= The data =
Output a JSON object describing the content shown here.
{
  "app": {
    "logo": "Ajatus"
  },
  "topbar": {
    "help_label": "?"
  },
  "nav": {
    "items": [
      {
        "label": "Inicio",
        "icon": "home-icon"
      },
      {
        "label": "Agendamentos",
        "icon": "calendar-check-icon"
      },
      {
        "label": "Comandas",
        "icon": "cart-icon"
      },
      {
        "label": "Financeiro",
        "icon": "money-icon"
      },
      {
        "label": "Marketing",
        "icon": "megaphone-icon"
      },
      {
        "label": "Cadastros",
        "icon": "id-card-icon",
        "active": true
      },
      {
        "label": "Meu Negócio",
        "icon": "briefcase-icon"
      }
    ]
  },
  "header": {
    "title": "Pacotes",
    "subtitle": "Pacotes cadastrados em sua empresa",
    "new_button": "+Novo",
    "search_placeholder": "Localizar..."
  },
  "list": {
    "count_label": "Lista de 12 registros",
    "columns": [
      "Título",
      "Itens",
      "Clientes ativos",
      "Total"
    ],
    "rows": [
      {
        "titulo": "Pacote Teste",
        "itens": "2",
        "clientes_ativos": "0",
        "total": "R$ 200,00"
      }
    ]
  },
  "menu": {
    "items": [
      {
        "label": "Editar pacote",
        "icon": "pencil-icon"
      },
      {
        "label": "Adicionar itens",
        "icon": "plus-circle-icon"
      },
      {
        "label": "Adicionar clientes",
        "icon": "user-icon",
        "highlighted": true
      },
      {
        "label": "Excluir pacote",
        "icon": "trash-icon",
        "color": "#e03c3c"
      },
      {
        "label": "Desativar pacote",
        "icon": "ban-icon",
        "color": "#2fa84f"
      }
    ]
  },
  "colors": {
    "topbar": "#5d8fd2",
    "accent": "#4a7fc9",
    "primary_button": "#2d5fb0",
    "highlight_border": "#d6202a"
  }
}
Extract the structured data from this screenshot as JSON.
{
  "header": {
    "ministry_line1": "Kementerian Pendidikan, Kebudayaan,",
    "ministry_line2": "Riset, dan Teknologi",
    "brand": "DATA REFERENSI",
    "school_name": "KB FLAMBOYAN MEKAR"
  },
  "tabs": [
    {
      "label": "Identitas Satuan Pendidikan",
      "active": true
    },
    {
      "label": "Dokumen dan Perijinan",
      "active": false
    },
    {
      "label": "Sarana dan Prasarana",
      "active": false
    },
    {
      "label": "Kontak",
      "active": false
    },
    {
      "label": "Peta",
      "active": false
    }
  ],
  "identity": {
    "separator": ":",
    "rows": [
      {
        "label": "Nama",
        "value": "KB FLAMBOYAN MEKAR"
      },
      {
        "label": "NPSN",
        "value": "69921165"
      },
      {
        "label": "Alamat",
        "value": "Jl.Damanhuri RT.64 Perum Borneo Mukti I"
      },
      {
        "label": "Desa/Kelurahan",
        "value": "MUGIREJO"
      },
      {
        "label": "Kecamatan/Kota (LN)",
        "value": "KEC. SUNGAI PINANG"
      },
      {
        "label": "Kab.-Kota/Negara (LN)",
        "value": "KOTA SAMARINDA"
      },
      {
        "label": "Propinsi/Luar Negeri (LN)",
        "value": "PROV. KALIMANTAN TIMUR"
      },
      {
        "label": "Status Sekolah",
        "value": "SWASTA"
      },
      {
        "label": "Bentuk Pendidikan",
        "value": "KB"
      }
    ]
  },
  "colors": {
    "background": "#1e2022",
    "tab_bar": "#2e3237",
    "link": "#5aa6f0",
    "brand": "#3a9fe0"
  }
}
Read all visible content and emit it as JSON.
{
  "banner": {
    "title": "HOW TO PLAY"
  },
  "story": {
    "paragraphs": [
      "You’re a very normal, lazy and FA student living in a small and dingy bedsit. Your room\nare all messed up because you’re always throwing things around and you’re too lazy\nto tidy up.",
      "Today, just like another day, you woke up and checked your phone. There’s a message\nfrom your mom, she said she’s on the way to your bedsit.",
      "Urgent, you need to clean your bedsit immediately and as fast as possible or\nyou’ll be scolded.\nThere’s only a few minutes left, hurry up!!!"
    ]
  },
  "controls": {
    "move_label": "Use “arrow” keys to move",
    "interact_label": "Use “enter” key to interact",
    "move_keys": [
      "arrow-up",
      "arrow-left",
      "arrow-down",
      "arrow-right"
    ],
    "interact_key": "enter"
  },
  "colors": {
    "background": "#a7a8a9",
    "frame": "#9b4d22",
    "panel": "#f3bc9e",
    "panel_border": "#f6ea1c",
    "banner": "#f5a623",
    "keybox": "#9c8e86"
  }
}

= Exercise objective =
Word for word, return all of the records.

= Answer box =
Output a JSON object describing the content shown here.
{
  "app": {
    "logo": "Ajatus"
  },
  "topbar": {
    "help_label": "?"
  },
  "nav": {
    "items": [
      {
        "label": "Inicio",
        "icon": "home-icon"
      },
      {
        "label": "Agendamentos",
        "icon": "calendar-check-icon"
      },
      {
        "label": "Comandas",
        "icon": "cart-icon"
      },
      {
        "label": "Financeiro",
        "icon": "money-icon"
      },
      {
        "label": "Marketing",
        "icon": "megaphone-icon"
      },
      {
        "label": "Cadastros",
        "icon": "id-card-icon",
        "active": true
      },
      {
        "label": "Meu Negócio",
        "icon": "briefcase-icon"
      }
    ]
  },
  "header": {
    "title": "Pacotes",
    "subtitle": "Pacotes cadastrados em sua empresa",
    "new_button": "+Novo",
    "search_placeholder": "Localizar..."
  },
  "list": {
    "count_label": "Lista de 12 registros",
    "columns": [
      "Título",
      "Itens",
      "Clientes ativos",
      "Total"
    ],
    "rows": [
      {
        "titulo": "Pacote Teste",
        "itens": "2",
        "clientes_ativos": "0",
        "total": "R$ 200,00"
      }
    ]
  },
  "menu": {
    "items": [
      {
        "label": "Editar pacote",
        "icon": "pencil-icon"
      },
      {
        "label": "Adicionar itens",
        "icon": "plus-circle-icon"
      },
      {
        "label": "Adicionar clientes",
        "icon": "user-icon",
        "highlighted": true
      },
      {
        "label": "Excluir pacote",
        "icon": "trash-icon",
        "color": "#e03c3c"
      },
      {
        "label": "Desativar pacote",
        "icon": "ban-icon",
        "color": "#2fa84f"
      }
    ]
  },
  "colors": {
    "topbar": "#5d8fd2",
    "accent": "#4a7fc9",
    "primary_button": "#2d5fb0",
    "highlight_border": "#d6202a"
  }
}
Extract the structured data from this screenshot as JSON.
{
  "header": {
    "ministry_line1": "Kementerian Pendidikan, Kebudayaan,",
    "ministry_line2": "Riset, dan Teknologi",
    "brand": "DATA REFERENSI",
    "school_name": "KB FLAMBOYAN MEKAR"
  },
  "tabs": [
    {
      "label": "Identitas Satuan Pendidikan",
      "active": true
    },
    {
      "label": "Dokumen dan Perijinan",
      "active": false
    },
    {
      "label": "Sarana dan Prasarana",
      "active": false
    },
    {
      "label": "Kontak",
      "active": false
    },
    {
      "label": "Peta",
      "active": false
    }
  ],
  "identity": {
    "separator": ":",
    "rows": [
      {
        "label": "Nama",
        "value": "KB FLAMBOYAN MEKAR"
      },
      {
        "label": "NPSN",
        "value": "69921165"
      },
      {
        "label": "Alamat",
        "value": "Jl.Damanhuri RT.64 Perum Borneo Mukti I"
      },
      {
        "label": "Desa/Kelurahan",
        "value": "MUGIREJO"
      },
      {
        "label": "Kecamatan/Kota (LN)",
        "value": "KEC. SUNGAI PINANG"
      },
      {
        "label": "Kab.-Kota/Negara (LN)",
        "value": "KOTA SAMARINDA"
      },
      {
        "label": "Propinsi/Luar Negeri (LN)",
        "value": "PROV. KALIMANTAN TIMUR"
      },
      {
        "label": "Status Sekolah",
        "value": "SWASTA"
      },
      {
        "label": "Bentuk Pendidikan",
        "value": "KB"
      }
    ]
  },
  "colors": {
    "background": "#1e2022",
    "tab_bar": "#2e3237",
    "link": "#5aa6f0",
    "brand": "#3a9fe0"
  }
}
Read all visible content and emit it as JSON.
{
  "banner": {
    "title": "HOW TO PLAY"
  },
  "story": {
    "paragraphs": [
      "You’re a very normal, lazy and FA student living in a small and dingy bedsit. Your room\nare all messed up because you’re always throwing things around and you’re too lazy\nto tidy up.",
      "Today, just like another day, you woke up and checked your phone. There’s a message\nfrom your mom, she said she’s on the way to your bedsit.",
      "Urgent, you need to clean your bedsit immediately and as fast as possible or\nyou’ll be scolded.\nThere’s only a few minutes left, hurry up!!!"
    ]
  },
  "controls": {
    "move_label": "Use “arrow” keys to move",
    "interact_label": "Use “enter” key to interact",
    "move_keys": [
      "arrow-up",
      "arrow-left",
      "arrow-down",
      "arrow-right"
    ],
    "interact_key": "enter"
  },
  "colors": {
    "background": "#a7a8a9",
    "frame": "#9b4d22",
    "panel": "#f3bc9e",
    "panel_border": "#f6ea1c",
    "banner": "#f5a623",
    "keybox": "#9c8e86"
  }
}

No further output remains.